|Dr. Peter F. Haynes
Dr. Peter F. Haynes, dean of the Louisiana State University School of Veterinary Medicine, has earned the 2008 AVMA Award.
Dr. Haynes received the award July 19 during the Opening Session of the AVMA Annual Convention in New Orleans. The Association's highest honor, the award recognizes contributions to the advancement of veterinary medical organizations.
Dr. Haynes has an extensive background in organized veterinary medicine. An AVMA member since 1969, he served for 17 years in the House of Delegates. He was instrumental in the development of the first regular winter session, held this past January.
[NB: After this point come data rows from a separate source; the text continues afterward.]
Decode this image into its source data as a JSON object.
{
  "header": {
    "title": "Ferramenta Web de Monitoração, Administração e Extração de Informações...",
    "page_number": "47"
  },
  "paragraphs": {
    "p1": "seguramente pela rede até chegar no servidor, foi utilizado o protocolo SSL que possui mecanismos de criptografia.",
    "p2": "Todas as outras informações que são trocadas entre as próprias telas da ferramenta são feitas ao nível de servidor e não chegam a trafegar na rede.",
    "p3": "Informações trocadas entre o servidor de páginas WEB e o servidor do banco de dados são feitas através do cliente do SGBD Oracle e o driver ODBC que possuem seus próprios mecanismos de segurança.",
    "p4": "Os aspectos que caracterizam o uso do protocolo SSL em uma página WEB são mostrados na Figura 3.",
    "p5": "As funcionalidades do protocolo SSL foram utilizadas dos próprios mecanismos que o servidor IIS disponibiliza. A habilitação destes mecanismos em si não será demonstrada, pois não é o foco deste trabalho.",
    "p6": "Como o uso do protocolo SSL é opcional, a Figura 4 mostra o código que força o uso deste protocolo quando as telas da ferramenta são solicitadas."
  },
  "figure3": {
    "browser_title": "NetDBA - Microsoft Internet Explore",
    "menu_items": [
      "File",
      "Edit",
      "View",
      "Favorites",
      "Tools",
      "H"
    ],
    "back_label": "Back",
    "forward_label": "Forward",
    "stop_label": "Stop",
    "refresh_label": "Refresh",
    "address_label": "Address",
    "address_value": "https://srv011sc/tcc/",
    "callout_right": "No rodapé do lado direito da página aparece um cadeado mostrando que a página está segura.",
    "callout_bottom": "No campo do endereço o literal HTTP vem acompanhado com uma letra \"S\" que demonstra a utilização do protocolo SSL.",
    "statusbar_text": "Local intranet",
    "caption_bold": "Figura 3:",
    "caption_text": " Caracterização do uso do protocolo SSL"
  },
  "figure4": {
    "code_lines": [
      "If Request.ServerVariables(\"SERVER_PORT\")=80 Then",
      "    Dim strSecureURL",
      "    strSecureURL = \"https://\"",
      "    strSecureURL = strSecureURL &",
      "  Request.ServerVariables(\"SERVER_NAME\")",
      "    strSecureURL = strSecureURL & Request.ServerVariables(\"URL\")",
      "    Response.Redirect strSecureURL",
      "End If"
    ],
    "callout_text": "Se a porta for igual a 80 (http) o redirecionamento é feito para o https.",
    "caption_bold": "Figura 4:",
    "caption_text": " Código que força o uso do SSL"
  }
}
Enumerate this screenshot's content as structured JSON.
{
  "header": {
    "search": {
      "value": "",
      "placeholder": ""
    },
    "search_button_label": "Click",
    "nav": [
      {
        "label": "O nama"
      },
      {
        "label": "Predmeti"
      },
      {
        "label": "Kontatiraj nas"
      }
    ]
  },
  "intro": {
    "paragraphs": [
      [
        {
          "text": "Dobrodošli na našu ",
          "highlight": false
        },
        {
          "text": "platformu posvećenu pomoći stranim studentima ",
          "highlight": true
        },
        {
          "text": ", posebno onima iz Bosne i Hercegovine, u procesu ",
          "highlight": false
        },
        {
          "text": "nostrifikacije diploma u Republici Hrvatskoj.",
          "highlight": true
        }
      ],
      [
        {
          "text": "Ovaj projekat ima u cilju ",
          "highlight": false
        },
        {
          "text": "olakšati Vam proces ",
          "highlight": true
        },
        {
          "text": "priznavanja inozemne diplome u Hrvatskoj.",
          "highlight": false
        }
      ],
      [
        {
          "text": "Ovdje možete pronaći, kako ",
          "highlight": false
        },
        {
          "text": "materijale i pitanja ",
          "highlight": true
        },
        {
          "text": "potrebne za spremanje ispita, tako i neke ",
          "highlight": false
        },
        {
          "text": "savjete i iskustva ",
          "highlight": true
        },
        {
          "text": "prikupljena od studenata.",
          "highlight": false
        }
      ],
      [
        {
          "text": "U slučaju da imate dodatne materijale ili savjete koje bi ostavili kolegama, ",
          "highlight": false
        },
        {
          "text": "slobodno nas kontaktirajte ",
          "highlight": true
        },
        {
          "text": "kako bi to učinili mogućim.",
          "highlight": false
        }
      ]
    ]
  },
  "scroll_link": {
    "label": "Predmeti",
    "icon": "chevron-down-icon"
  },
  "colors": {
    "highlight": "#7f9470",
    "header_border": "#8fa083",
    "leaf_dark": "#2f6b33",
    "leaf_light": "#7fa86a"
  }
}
The regular annual session of the HOD takes place in conjunction with the AVMA Annual Convention.
Dr. Haynes served as president of the American Association of Equine Practitioners in 1991. As part of that association, he helped guide its strategic planning initiative and governance changes and served on numerous committees.
In addition, Dr. Haynes has participated on a variety of committees of the American College of Veterinary Surgeons. He also helped co-develop the Louisiana VMA's Equine Committee.
"In some ways, (the AVMA Award) validates that the time, effort, and outcomes of my engagement in organized veterinary medicine have been valued, have made a difference, and have improved the profession," Dr. Haynes told JAVMA before the convention.
Looking to enhance his personal and professional development, Dr. Haynes became involved in organized veterinary medicine after earning his DVM degree from Colorado State University in 1969 and, subsequently, his ACVS specialty certification.
Dr. Haynes has held a variety of roles at the LSU veterinary school since joining its faculty as an equine clinician in 1974. He became the executive associate dean in 2000 and interim dean in July 2006. In June 2007, he was named dean.
Throughout his career, Dr. Haynes said, he has watched how the profession's increasing knowledge base and specialty focus have led to a growing number of veterinary medical organizations.
"I believe that the future success of veterinary medical organizations will be underpinned by effective strategic planning, and those that do it well will best meet the needs of the animals and publics served, as well as their membership," he said.
Dr. Haynes also noted that organized veterinary medicine needs to have a strong awareness of, and commitment to, effective leadership training.
"Successful organizations will need to attract new volunteer leaders by providing more focused assignments and shorter time commitments that will fit the lifestyles of the younger generation of veterinarians today," he said.